§ **Information supplied**
*** Block opens ***

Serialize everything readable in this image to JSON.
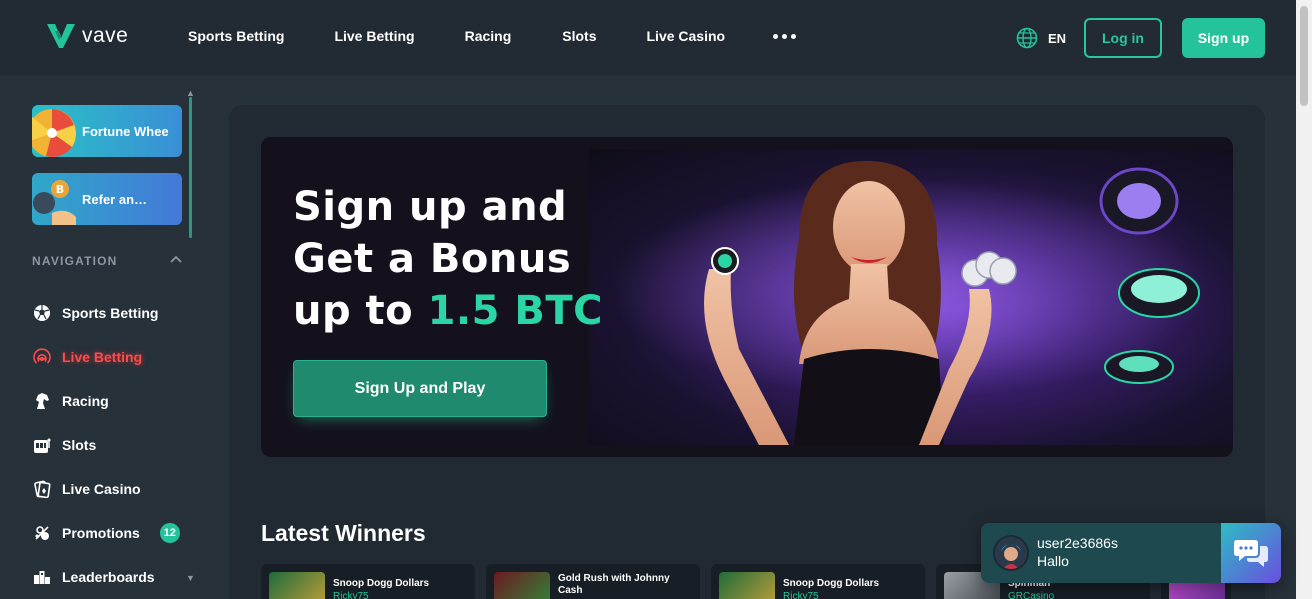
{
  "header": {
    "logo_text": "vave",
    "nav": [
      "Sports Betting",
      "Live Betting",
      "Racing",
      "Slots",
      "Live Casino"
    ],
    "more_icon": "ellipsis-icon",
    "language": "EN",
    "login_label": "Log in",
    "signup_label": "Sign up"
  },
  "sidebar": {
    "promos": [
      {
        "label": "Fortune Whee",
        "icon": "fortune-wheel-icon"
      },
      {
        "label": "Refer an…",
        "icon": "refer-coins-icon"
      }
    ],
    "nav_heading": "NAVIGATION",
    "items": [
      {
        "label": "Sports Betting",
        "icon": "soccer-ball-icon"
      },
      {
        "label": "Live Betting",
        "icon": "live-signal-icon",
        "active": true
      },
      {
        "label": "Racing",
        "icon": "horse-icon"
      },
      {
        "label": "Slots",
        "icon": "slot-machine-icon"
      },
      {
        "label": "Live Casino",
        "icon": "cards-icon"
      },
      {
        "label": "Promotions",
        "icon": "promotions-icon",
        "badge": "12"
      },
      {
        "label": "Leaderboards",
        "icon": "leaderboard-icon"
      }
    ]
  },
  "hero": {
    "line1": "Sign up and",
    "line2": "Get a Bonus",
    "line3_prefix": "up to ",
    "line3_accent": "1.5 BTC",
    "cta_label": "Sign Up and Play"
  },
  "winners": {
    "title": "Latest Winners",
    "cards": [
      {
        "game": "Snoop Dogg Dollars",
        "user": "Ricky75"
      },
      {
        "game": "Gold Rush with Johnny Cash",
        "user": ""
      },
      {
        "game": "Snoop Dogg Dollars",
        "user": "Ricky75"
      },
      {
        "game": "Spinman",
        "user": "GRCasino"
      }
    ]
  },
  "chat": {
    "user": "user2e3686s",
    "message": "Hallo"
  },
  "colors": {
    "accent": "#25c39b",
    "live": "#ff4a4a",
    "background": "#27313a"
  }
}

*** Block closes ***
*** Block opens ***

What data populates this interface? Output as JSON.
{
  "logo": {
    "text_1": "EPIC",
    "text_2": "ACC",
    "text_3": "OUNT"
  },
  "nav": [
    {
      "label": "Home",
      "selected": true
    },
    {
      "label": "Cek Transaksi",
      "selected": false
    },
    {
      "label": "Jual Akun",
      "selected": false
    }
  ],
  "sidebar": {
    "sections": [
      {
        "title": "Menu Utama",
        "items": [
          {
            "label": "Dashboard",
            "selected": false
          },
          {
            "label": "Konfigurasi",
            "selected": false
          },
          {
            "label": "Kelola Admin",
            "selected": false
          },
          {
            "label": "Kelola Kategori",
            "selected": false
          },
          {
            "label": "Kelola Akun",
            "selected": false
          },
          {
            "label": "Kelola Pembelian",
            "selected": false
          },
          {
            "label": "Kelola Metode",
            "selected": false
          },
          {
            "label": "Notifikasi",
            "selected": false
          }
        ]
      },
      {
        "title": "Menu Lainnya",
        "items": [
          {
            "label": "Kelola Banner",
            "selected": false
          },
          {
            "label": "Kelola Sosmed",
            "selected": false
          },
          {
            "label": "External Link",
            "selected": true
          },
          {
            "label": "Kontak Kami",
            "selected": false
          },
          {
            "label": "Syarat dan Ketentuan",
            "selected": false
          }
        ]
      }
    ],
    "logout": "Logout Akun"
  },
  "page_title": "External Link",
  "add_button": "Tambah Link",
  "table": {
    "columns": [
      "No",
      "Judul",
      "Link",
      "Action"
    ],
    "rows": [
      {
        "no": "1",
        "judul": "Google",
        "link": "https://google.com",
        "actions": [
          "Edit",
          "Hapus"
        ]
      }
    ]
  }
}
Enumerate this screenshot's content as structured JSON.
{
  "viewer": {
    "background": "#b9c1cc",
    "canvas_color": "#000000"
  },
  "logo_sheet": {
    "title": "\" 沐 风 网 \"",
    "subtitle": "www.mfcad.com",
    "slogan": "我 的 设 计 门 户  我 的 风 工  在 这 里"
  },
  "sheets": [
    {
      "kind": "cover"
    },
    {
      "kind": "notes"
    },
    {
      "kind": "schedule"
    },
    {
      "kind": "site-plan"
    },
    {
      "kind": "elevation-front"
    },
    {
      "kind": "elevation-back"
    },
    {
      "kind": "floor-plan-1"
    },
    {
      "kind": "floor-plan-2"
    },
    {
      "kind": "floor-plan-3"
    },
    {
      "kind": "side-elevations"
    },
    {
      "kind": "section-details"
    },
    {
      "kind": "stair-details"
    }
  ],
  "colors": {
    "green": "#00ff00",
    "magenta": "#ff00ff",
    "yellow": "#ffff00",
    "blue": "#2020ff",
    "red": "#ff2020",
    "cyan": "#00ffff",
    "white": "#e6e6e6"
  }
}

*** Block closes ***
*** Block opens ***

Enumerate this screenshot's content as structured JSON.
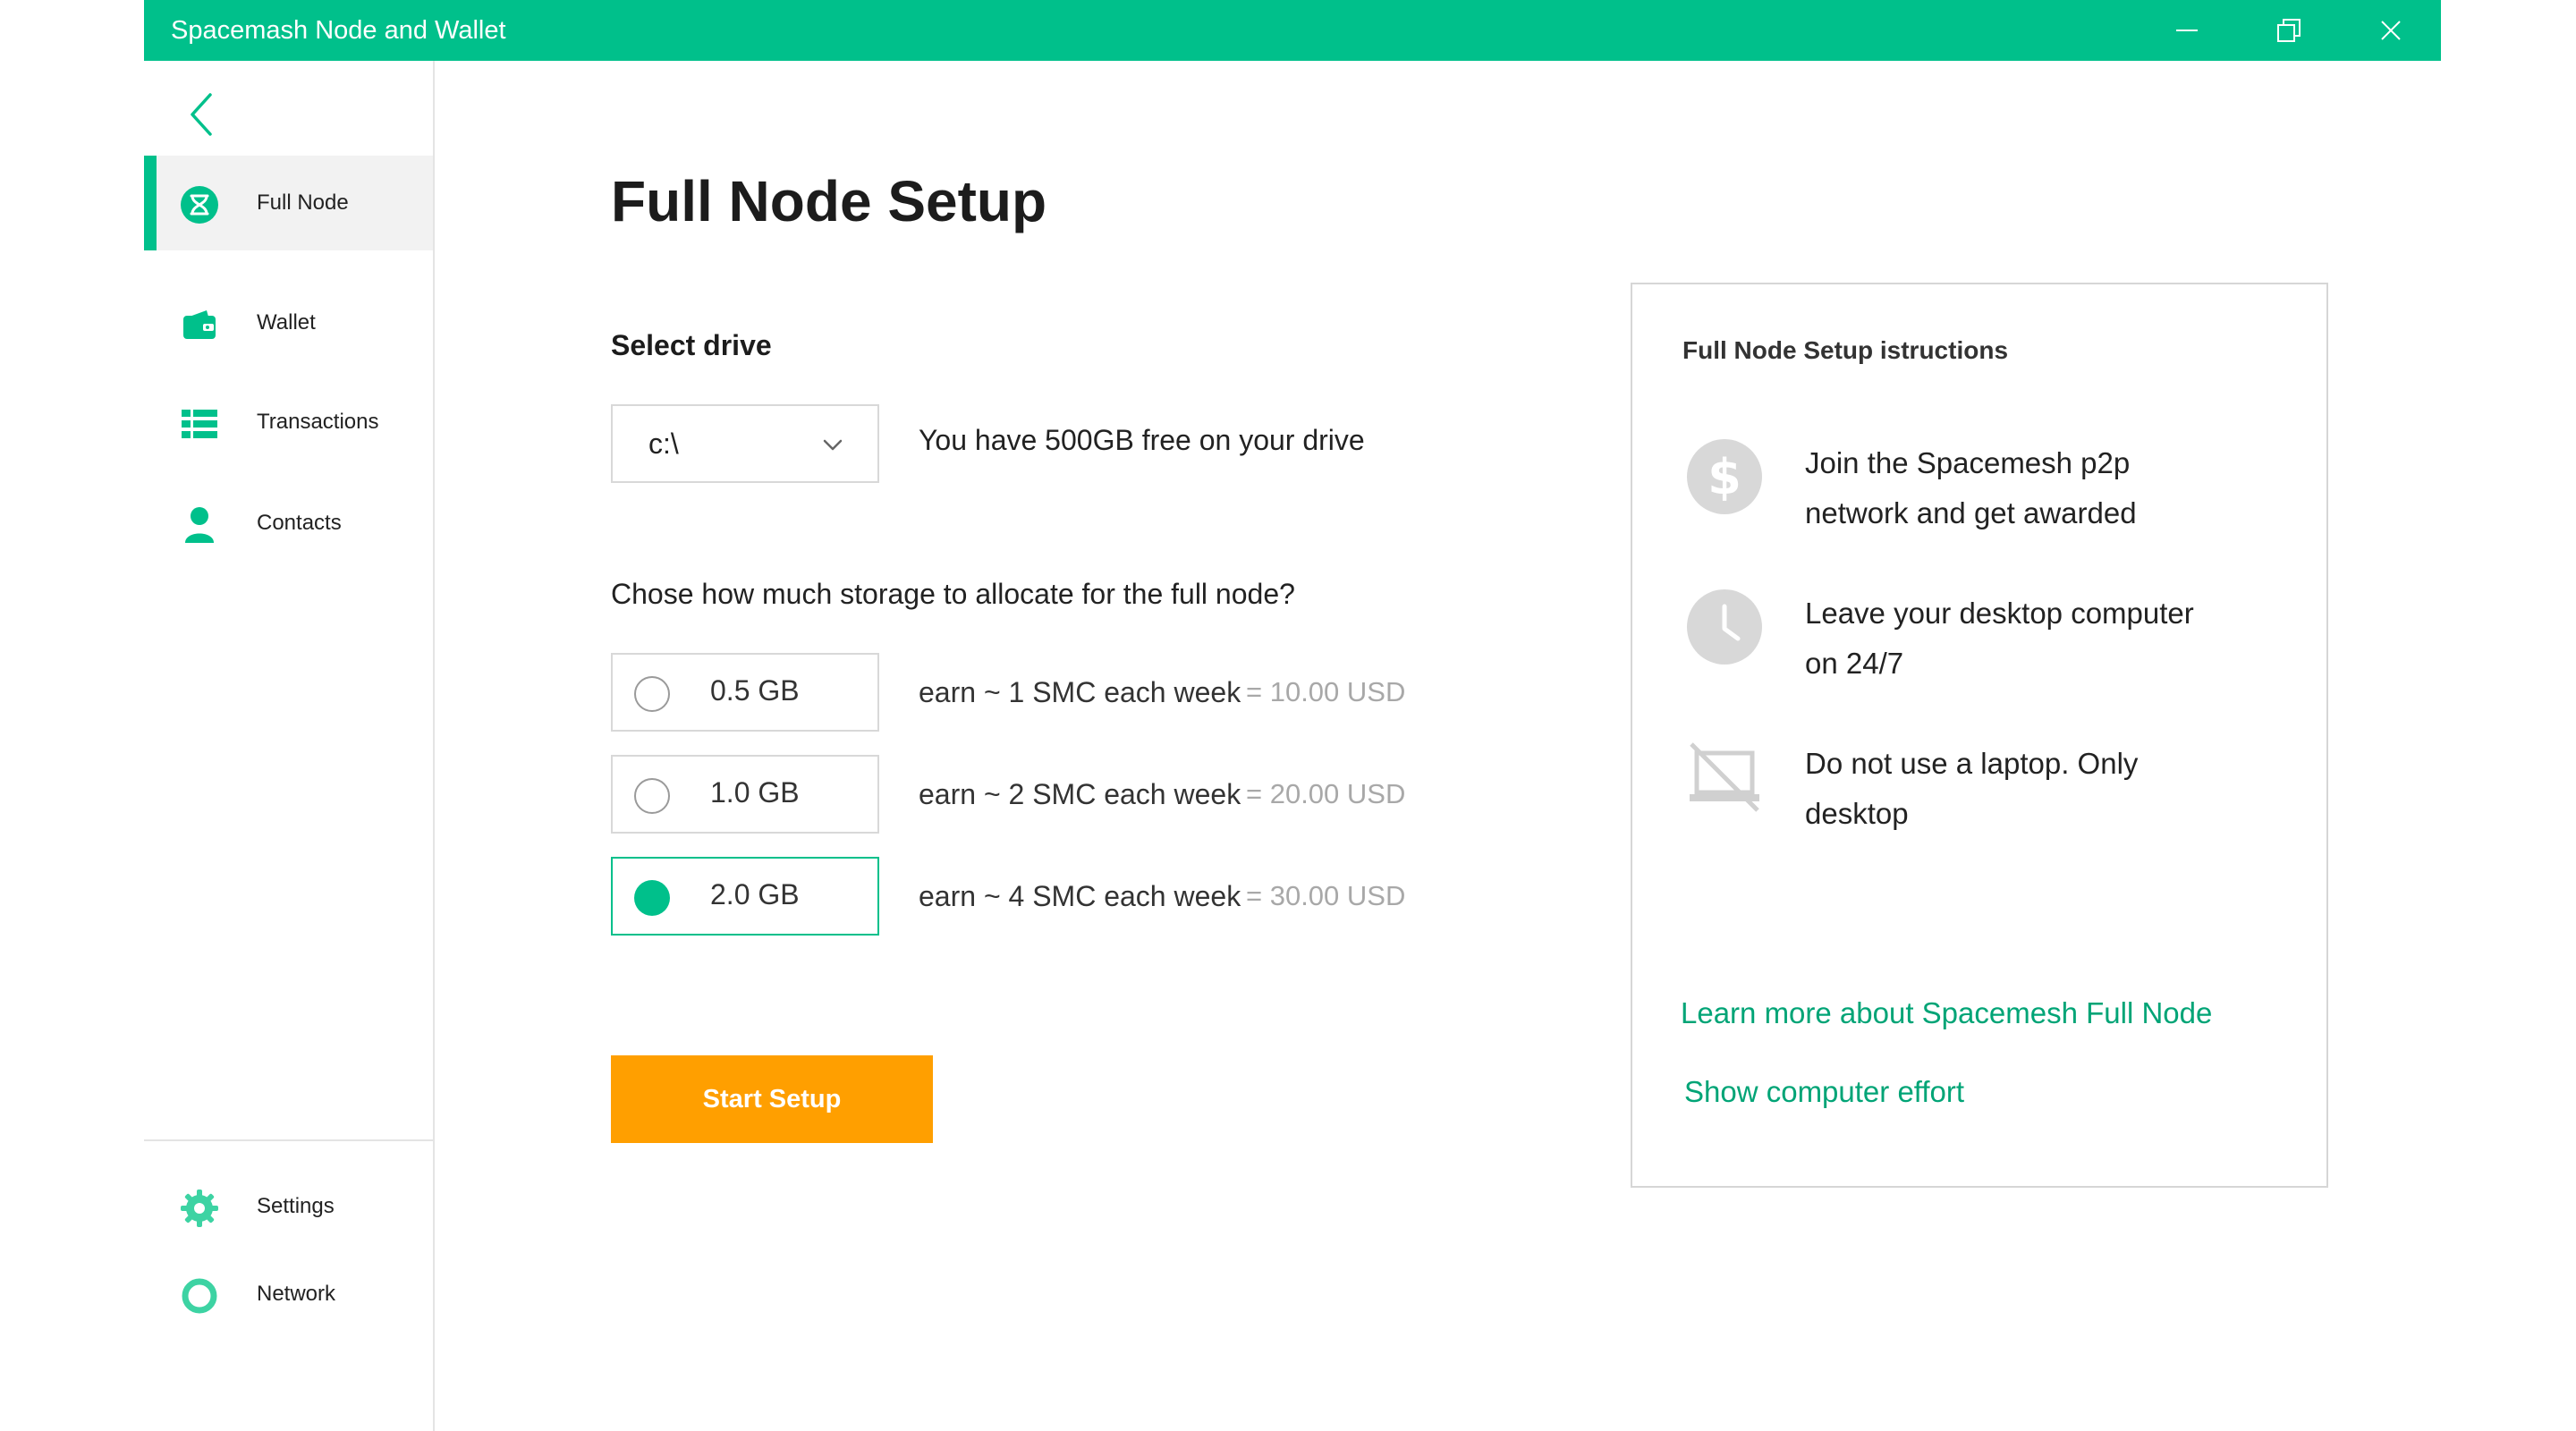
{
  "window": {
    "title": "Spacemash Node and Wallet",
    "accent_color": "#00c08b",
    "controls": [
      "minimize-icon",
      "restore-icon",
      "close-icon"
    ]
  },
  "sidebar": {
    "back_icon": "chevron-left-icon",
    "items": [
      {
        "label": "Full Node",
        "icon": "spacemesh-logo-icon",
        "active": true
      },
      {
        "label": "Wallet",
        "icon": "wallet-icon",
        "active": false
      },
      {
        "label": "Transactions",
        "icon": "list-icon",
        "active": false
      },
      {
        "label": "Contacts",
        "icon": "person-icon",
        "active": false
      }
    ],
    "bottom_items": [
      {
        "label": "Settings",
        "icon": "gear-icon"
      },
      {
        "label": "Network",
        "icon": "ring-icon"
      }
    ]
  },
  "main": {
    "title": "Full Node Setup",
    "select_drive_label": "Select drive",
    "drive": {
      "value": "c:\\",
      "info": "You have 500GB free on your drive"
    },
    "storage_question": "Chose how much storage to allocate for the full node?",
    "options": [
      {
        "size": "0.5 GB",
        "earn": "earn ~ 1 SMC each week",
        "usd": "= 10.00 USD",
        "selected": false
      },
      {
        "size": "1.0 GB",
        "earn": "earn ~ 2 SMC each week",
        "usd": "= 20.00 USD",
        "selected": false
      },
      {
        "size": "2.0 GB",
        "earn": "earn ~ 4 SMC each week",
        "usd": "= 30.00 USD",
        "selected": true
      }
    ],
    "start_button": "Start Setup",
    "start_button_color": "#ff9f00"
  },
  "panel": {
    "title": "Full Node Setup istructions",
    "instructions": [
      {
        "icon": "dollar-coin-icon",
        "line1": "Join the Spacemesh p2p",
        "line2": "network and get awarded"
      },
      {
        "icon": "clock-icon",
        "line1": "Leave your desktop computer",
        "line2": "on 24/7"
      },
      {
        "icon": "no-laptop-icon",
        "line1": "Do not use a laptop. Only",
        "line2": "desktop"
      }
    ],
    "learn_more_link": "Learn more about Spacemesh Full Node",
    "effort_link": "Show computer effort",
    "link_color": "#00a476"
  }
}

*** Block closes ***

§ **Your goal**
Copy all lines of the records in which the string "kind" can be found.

§ **Task result**
      "kind": "cover"
      "kind": "notes"
      "kind": "schedule"
      "kind": "site-plan"
      "kind": "elevation-front"
      "kind": "elevation-back"
      "kind": "floor-plan-1"
      "kind": "floor-plan-2"
      "kind": "floor-plan-3"
      "kind": "side-elevations"
      "kind": "section-details"
      "kind": "stair-details"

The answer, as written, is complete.